**WORK ORDER**:
Output every record word for word, minus the pictures.

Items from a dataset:
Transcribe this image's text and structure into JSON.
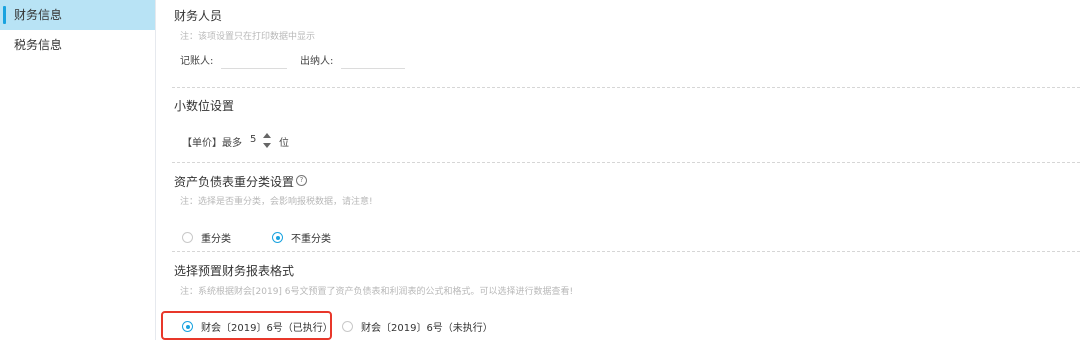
{
  "sidebar": {
    "items": [
      {
        "label": "财务信息",
        "active": true
      },
      {
        "label": "税务信息",
        "active": false
      }
    ]
  },
  "finance_staff": {
    "title": "财务人员",
    "note": "注：该项设置只在打印数据中显示",
    "bookkeeper_label": "记账人:",
    "bookkeeper_value": "",
    "cashier_label": "出纳人:",
    "cashier_value": ""
  },
  "decimal": {
    "title": "小数位设置",
    "unit_price_label": "【单价】最多",
    "value": "5",
    "suffix": "位"
  },
  "balance_sheet": {
    "title": "资产负债表重分类设置",
    "help_icon": "?",
    "note": "注：选择是否重分类，会影响报税数据，请注意!",
    "options": [
      {
        "label": "重分类",
        "selected": false
      },
      {
        "label": "不重分类",
        "selected": true
      }
    ]
  },
  "report_format": {
    "title": "选择预置财务报表格式",
    "note": "注：系统根据财会[2019] 6号文预置了资产负债表和利润表的公式和格式。可以选择进行数据查看!",
    "options": [
      {
        "label": "财会〔2019〕6号（已执行）",
        "selected": true
      },
      {
        "label": "财会〔2019〕6号（未执行）",
        "selected": false
      }
    ]
  },
  "colors": {
    "accent": "#1aa3df",
    "highlight": "#e8372a",
    "active_bg": "#b8e3f5"
  }
}
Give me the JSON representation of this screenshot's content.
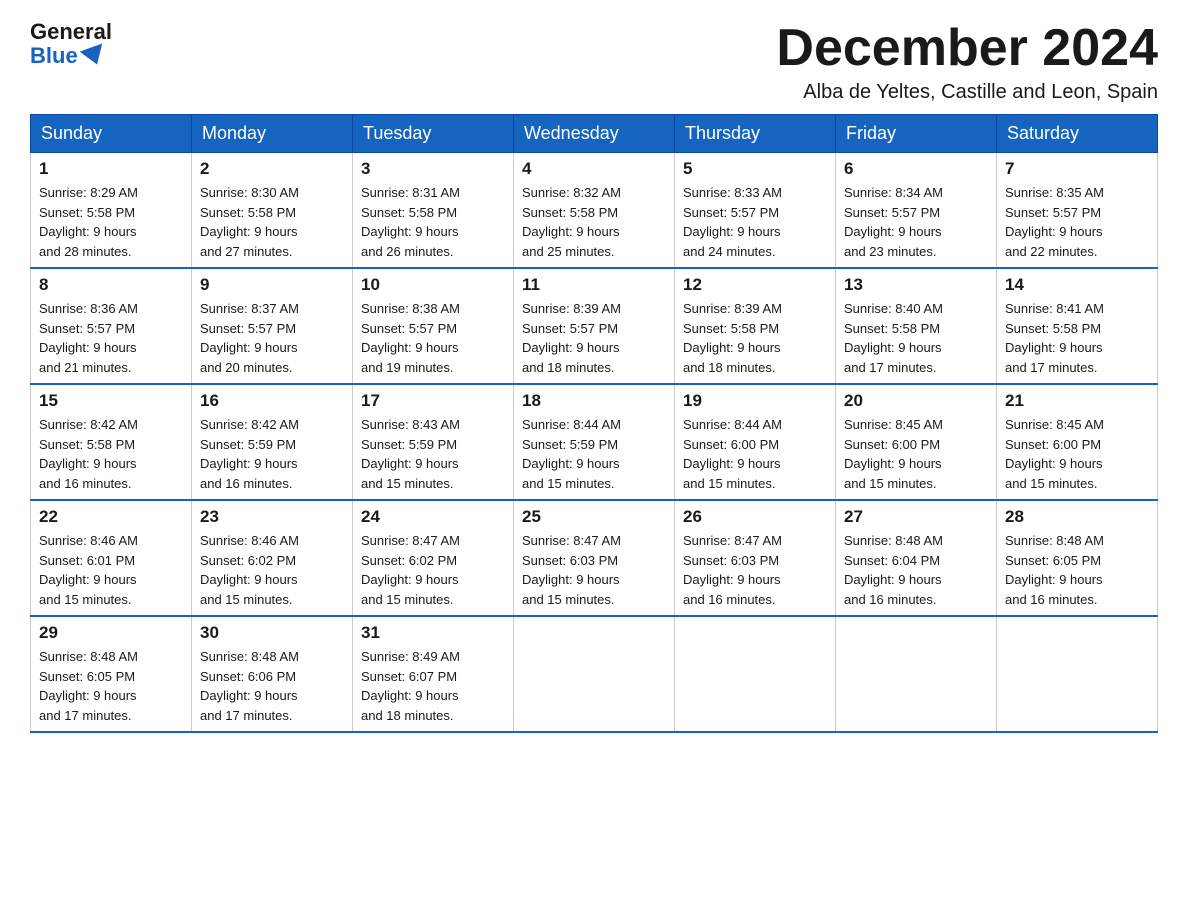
{
  "header": {
    "logo_general": "General",
    "logo_blue": "Blue",
    "month_title": "December 2024",
    "subtitle": "Alba de Yeltes, Castille and Leon, Spain"
  },
  "days_of_week": [
    "Sunday",
    "Monday",
    "Tuesday",
    "Wednesday",
    "Thursday",
    "Friday",
    "Saturday"
  ],
  "weeks": [
    [
      {
        "day": "1",
        "sunrise": "8:29 AM",
        "sunset": "5:58 PM",
        "daylight": "9 hours and 28 minutes."
      },
      {
        "day": "2",
        "sunrise": "8:30 AM",
        "sunset": "5:58 PM",
        "daylight": "9 hours and 27 minutes."
      },
      {
        "day": "3",
        "sunrise": "8:31 AM",
        "sunset": "5:58 PM",
        "daylight": "9 hours and 26 minutes."
      },
      {
        "day": "4",
        "sunrise": "8:32 AM",
        "sunset": "5:58 PM",
        "daylight": "9 hours and 25 minutes."
      },
      {
        "day": "5",
        "sunrise": "8:33 AM",
        "sunset": "5:57 PM",
        "daylight": "9 hours and 24 minutes."
      },
      {
        "day": "6",
        "sunrise": "8:34 AM",
        "sunset": "5:57 PM",
        "daylight": "9 hours and 23 minutes."
      },
      {
        "day": "7",
        "sunrise": "8:35 AM",
        "sunset": "5:57 PM",
        "daylight": "9 hours and 22 minutes."
      }
    ],
    [
      {
        "day": "8",
        "sunrise": "8:36 AM",
        "sunset": "5:57 PM",
        "daylight": "9 hours and 21 minutes."
      },
      {
        "day": "9",
        "sunrise": "8:37 AM",
        "sunset": "5:57 PM",
        "daylight": "9 hours and 20 minutes."
      },
      {
        "day": "10",
        "sunrise": "8:38 AM",
        "sunset": "5:57 PM",
        "daylight": "9 hours and 19 minutes."
      },
      {
        "day": "11",
        "sunrise": "8:39 AM",
        "sunset": "5:57 PM",
        "daylight": "9 hours and 18 minutes."
      },
      {
        "day": "12",
        "sunrise": "8:39 AM",
        "sunset": "5:58 PM",
        "daylight": "9 hours and 18 minutes."
      },
      {
        "day": "13",
        "sunrise": "8:40 AM",
        "sunset": "5:58 PM",
        "daylight": "9 hours and 17 minutes."
      },
      {
        "day": "14",
        "sunrise": "8:41 AM",
        "sunset": "5:58 PM",
        "daylight": "9 hours and 17 minutes."
      }
    ],
    [
      {
        "day": "15",
        "sunrise": "8:42 AM",
        "sunset": "5:58 PM",
        "daylight": "9 hours and 16 minutes."
      },
      {
        "day": "16",
        "sunrise": "8:42 AM",
        "sunset": "5:59 PM",
        "daylight": "9 hours and 16 minutes."
      },
      {
        "day": "17",
        "sunrise": "8:43 AM",
        "sunset": "5:59 PM",
        "daylight": "9 hours and 15 minutes."
      },
      {
        "day": "18",
        "sunrise": "8:44 AM",
        "sunset": "5:59 PM",
        "daylight": "9 hours and 15 minutes."
      },
      {
        "day": "19",
        "sunrise": "8:44 AM",
        "sunset": "6:00 PM",
        "daylight": "9 hours and 15 minutes."
      },
      {
        "day": "20",
        "sunrise": "8:45 AM",
        "sunset": "6:00 PM",
        "daylight": "9 hours and 15 minutes."
      },
      {
        "day": "21",
        "sunrise": "8:45 AM",
        "sunset": "6:00 PM",
        "daylight": "9 hours and 15 minutes."
      }
    ],
    [
      {
        "day": "22",
        "sunrise": "8:46 AM",
        "sunset": "6:01 PM",
        "daylight": "9 hours and 15 minutes."
      },
      {
        "day": "23",
        "sunrise": "8:46 AM",
        "sunset": "6:02 PM",
        "daylight": "9 hours and 15 minutes."
      },
      {
        "day": "24",
        "sunrise": "8:47 AM",
        "sunset": "6:02 PM",
        "daylight": "9 hours and 15 minutes."
      },
      {
        "day": "25",
        "sunrise": "8:47 AM",
        "sunset": "6:03 PM",
        "daylight": "9 hours and 15 minutes."
      },
      {
        "day": "26",
        "sunrise": "8:47 AM",
        "sunset": "6:03 PM",
        "daylight": "9 hours and 16 minutes."
      },
      {
        "day": "27",
        "sunrise": "8:48 AM",
        "sunset": "6:04 PM",
        "daylight": "9 hours and 16 minutes."
      },
      {
        "day": "28",
        "sunrise": "8:48 AM",
        "sunset": "6:05 PM",
        "daylight": "9 hours and 16 minutes."
      }
    ],
    [
      {
        "day": "29",
        "sunrise": "8:48 AM",
        "sunset": "6:05 PM",
        "daylight": "9 hours and 17 minutes."
      },
      {
        "day": "30",
        "sunrise": "8:48 AM",
        "sunset": "6:06 PM",
        "daylight": "9 hours and 17 minutes."
      },
      {
        "day": "31",
        "sunrise": "8:49 AM",
        "sunset": "6:07 PM",
        "daylight": "9 hours and 18 minutes."
      },
      null,
      null,
      null,
      null
    ]
  ],
  "labels": {
    "sunrise": "Sunrise:",
    "sunset": "Sunset:",
    "daylight": "Daylight:"
  }
}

**SOLUTION TO THE PROBLEM**:
Transcribe this image's text and structure into JSON.
{
  "sidebar": {
    "items": [
      {
        "label": "财务信息",
        "active": true
      },
      {
        "label": "税务信息",
        "active": false
      }
    ]
  },
  "finance_staff": {
    "title": "财务人员",
    "note": "注：该项设置只在打印数据中显示",
    "bookkeeper_label": "记账人:",
    "bookkeeper_value": "",
    "cashier_label": "出纳人:",
    "cashier_value": ""
  },
  "decimal": {
    "title": "小数位设置",
    "unit_price_label": "【单价】最多",
    "value": "5",
    "suffix": "位"
  },
  "balance_sheet": {
    "title": "资产负债表重分类设置",
    "help_icon": "?",
    "note": "注：选择是否重分类，会影响报税数据，请注意!",
    "options": [
      {
        "label": "重分类",
        "selected": false
      },
      {
        "label": "不重分类",
        "selected": true
      }
    ]
  },
  "report_format": {
    "title": "选择预置财务报表格式",
    "note": "注：系统根据财会[2019] 6号文预置了资产负债表和利润表的公式和格式。可以选择进行数据查看!",
    "options": [
      {
        "label": "财会〔2019〕6号（已执行）",
        "selected": true
      },
      {
        "label": "财会〔2019〕6号（未执行）",
        "selected": false
      }
    ]
  },
  "colors": {
    "accent": "#1aa3df",
    "highlight": "#e8372a",
    "active_bg": "#b8e3f5"
  }
}
Give me the JSON representation of this screenshot's content.
{
  "header": {
    "logo_general": "General",
    "logo_blue": "Blue",
    "month_title": "December 2024",
    "subtitle": "Alba de Yeltes, Castille and Leon, Spain"
  },
  "days_of_week": [
    "Sunday",
    "Monday",
    "Tuesday",
    "Wednesday",
    "Thursday",
    "Friday",
    "Saturday"
  ],
  "weeks": [
    [
      {
        "day": "1",
        "sunrise": "8:29 AM",
        "sunset": "5:58 PM",
        "daylight": "9 hours and 28 minutes."
      },
      {
        "day": "2",
        "sunrise": "8:30 AM",
        "sunset": "5:58 PM",
        "daylight": "9 hours and 27 minutes."
      },
      {
        "day": "3",
        "sunrise": "8:31 AM",
        "sunset": "5:58 PM",
        "daylight": "9 hours and 26 minutes."
      },
      {
        "day": "4",
        "sunrise": "8:32 AM",
        "sunset": "5:58 PM",
        "daylight": "9 hours and 25 minutes."
      },
      {
        "day": "5",
        "sunrise": "8:33 AM",
        "sunset": "5:57 PM",
        "daylight": "9 hours and 24 minutes."
      },
      {
        "day": "6",
        "sunrise": "8:34 AM",
        "sunset": "5:57 PM",
        "daylight": "9 hours and 23 minutes."
      },
      {
        "day": "7",
        "sunrise": "8:35 AM",
        "sunset": "5:57 PM",
        "daylight": "9 hours and 22 minutes."
      }
    ],
    [
      {
        "day": "8",
        "sunrise": "8:36 AM",
        "sunset": "5:57 PM",
        "daylight": "9 hours and 21 minutes."
      },
      {
        "day": "9",
        "sunrise": "8:37 AM",
        "sunset": "5:57 PM",
        "daylight": "9 hours and 20 minutes."
      },
      {
        "day": "10",
        "sunrise": "8:38 AM",
        "sunset": "5:57 PM",
        "daylight": "9 hours and 19 minutes."
      },
      {
        "day": "11",
        "sunrise": "8:39 AM",
        "sunset": "5:57 PM",
        "daylight": "9 hours and 18 minutes."
      },
      {
        "day": "12",
        "sunrise": "8:39 AM",
        "sunset": "5:58 PM",
        "daylight": "9 hours and 18 minutes."
      },
      {
        "day": "13",
        "sunrise": "8:40 AM",
        "sunset": "5:58 PM",
        "daylight": "9 hours and 17 minutes."
      },
      {
        "day": "14",
        "sunrise": "8:41 AM",
        "sunset": "5:58 PM",
        "daylight": "9 hours and 17 minutes."
      }
    ],
    [
      {
        "day": "15",
        "sunrise": "8:42 AM",
        "sunset": "5:58 PM",
        "daylight": "9 hours and 16 minutes."
      },
      {
        "day": "16",
        "sunrise": "8:42 AM",
        "sunset": "5:59 PM",
        "daylight": "9 hours and 16 minutes."
      },
      {
        "day": "17",
        "sunrise": "8:43 AM",
        "sunset": "5:59 PM",
        "daylight": "9 hours and 15 minutes."
      },
      {
        "day": "18",
        "sunrise": "8:44 AM",
        "sunset": "5:59 PM",
        "daylight": "9 hours and 15 minutes."
      },
      {
        "day": "19",
        "sunrise": "8:44 AM",
        "sunset": "6:00 PM",
        "daylight": "9 hours and 15 minutes."
      },
      {
        "day": "20",
        "sunrise": "8:45 AM",
        "sunset": "6:00 PM",
        "daylight": "9 hours and 15 minutes."
      },
      {
        "day": "21",
        "sunrise": "8:45 AM",
        "sunset": "6:00 PM",
        "daylight": "9 hours and 15 minutes."
      }
    ],
    [
      {
        "day": "22",
        "sunrise": "8:46 AM",
        "sunset": "6:01 PM",
        "daylight": "9 hours and 15 minutes."
      },
      {
        "day": "23",
        "sunrise": "8:46 AM",
        "sunset": "6:02 PM",
        "daylight": "9 hours and 15 minutes."
      },
      {
        "day": "24",
        "sunrise": "8:47 AM",
        "sunset": "6:02 PM",
        "daylight": "9 hours and 15 minutes."
      },
      {
        "day": "25",
        "sunrise": "8:47 AM",
        "sunset": "6:03 PM",
        "daylight": "9 hours and 15 minutes."
      },
      {
        "day": "26",
        "sunrise": "8:47 AM",
        "sunset": "6:03 PM",
        "daylight": "9 hours and 16 minutes."
      },
      {
        "day": "27",
        "sunrise": "8:48 AM",
        "sunset": "6:04 PM",
        "daylight": "9 hours and 16 minutes."
      },
      {
        "day": "28",
        "sunrise": "8:48 AM",
        "sunset": "6:05 PM",
        "daylight": "9 hours and 16 minutes."
      }
    ],
    [
      {
        "day": "29",
        "sunrise": "8:48 AM",
        "sunset": "6:05 PM",
        "daylight": "9 hours and 17 minutes."
      },
      {
        "day": "30",
        "sunrise": "8:48 AM",
        "sunset": "6:06 PM",
        "daylight": "9 hours and 17 minutes."
      },
      {
        "day": "31",
        "sunrise": "8:49 AM",
        "sunset": "6:07 PM",
        "daylight": "9 hours and 18 minutes."
      },
      null,
      null,
      null,
      null
    ]
  ],
  "labels": {
    "sunrise": "Sunrise:",
    "sunset": "Sunset:",
    "daylight": "Daylight:"
  }
}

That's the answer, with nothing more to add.